His first breaking pitch -- a slider to Nelson Cruz -- induced an ugly swing from a big-time hitter. Cruz became Gray's first Major League strike-out victim. It was a turning point, Gray said, as well as a confidence boost.

He regularly touched 96 mph on his fastball in the first, "I saw some sevens in there, too," said catcher Nick Hundley, "don't short him one."

"He's a prototypical power pitcher," said manager Walt Weiss. " He establishes the fastball. He certainly looked comfortable throwing his fastball, tonight."

Gray worked quickly and retired two of the first three hitters he faced in convincing fashion. But it was on the strength of his stuff. The command wasn't there.

The heavy tail on his fastball -- which he grips the same way as his straight fastball -- worked to his advantage when he missed with it up-and-in on righties or away from lefties. But it worked against him in the first when it hovered into the middle of the plate and he was tagged for three hits and two runs.

Either way, he was missing with it in the first, and one did not need him to admit it in the post-game in order to see it was nerve induced at least in part.

"I just told myself to stay back, settle the nerves. It was really difficult doing it pitch to pitch."

Right, because once you are telling yourself to stay calm on every pitch, it is already too late.

Gray cruised through the second on nine pitches.

"I really settled in. Definitely grew in confidence once I started throwing [the slider] for a strike. I had to lock in on the glove."

He locked in quite well. After a 33 pitch first innings, Gray threw 44 in the next three innings combined.

"That was a very positive part of the outing," said Weiss. "He had to labor a bit in the first and really settled in. He looked comfortable after that. He looked like he was in control. I thought he handled himself very well."

Gray surrendered an unearned run in the fourth. Jesus Sucre advanced two bases on a Jose Reyes double-up attempt-turned-error at first that ricocheted off Sucre's butt and left the field of play.

To be fair, Gray did allow the opposing pitcher to drive in the run with two outs. To be even more fair, there is no way a catcher scores on that hit to Carlos Gonzalez from second base, so even a one-base error and Gray likely escapes damage.

And that was the end of his night.

"I felt like I had a lot more," he said, "I don't know if it was just the adrenaline but I felt I could go a lot longer."

Gray understands why he came out when he did, though.

"There's always that competitive side. But you have to trust the coaches. They know what they're doing. I'm all about it. But there's definitely that fighting side that wants to go back out."

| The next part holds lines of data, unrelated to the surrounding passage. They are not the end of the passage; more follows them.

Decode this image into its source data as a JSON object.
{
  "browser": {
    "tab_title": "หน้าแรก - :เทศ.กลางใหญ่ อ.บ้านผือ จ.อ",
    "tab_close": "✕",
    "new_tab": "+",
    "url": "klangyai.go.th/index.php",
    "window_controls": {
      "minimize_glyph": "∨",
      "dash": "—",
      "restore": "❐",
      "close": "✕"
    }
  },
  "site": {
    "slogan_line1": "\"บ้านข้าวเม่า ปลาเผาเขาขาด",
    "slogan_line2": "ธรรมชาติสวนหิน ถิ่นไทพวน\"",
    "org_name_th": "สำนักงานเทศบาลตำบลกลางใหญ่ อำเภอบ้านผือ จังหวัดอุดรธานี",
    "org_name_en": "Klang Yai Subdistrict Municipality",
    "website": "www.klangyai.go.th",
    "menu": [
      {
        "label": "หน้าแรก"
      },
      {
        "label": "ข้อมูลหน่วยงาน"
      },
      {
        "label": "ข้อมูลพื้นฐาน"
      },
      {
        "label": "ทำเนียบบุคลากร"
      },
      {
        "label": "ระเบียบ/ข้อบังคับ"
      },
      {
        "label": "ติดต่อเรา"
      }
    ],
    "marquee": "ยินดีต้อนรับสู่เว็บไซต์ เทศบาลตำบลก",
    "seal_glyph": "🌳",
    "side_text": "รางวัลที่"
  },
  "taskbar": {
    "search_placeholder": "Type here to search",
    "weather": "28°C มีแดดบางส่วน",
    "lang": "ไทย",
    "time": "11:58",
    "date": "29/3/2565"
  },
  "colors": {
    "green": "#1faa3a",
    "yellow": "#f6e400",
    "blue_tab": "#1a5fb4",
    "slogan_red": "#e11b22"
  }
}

We look forward to seeing more of that side for the rest of the season.

Hundley is already peering into that future:

"His stuff is off the charts. The ball jumps out of his hand. You could see it in the bullpen. I noticed how much life it had, how much finish he puts on the ball. Next time out he'll have more command of the fastball just based on not as much straight adrenaline which is part of the human element of this game, part of the human experience which makes it awesome."

An important message from a wise man.

"Nick's the best I've ever thrown to," Gray said of his catcher. "He knows what he is doing back there, anything he puts down I can trust."

Hundley had one other thing to "put down" -- a message to all his young and talented pitchers: "They didn't get to the big leagues for no reason. Put your skills out against the best people in the world and see where you stand."

The Gray era has begun.

Oh, and other people played in the game. The Rockies lost 10-4.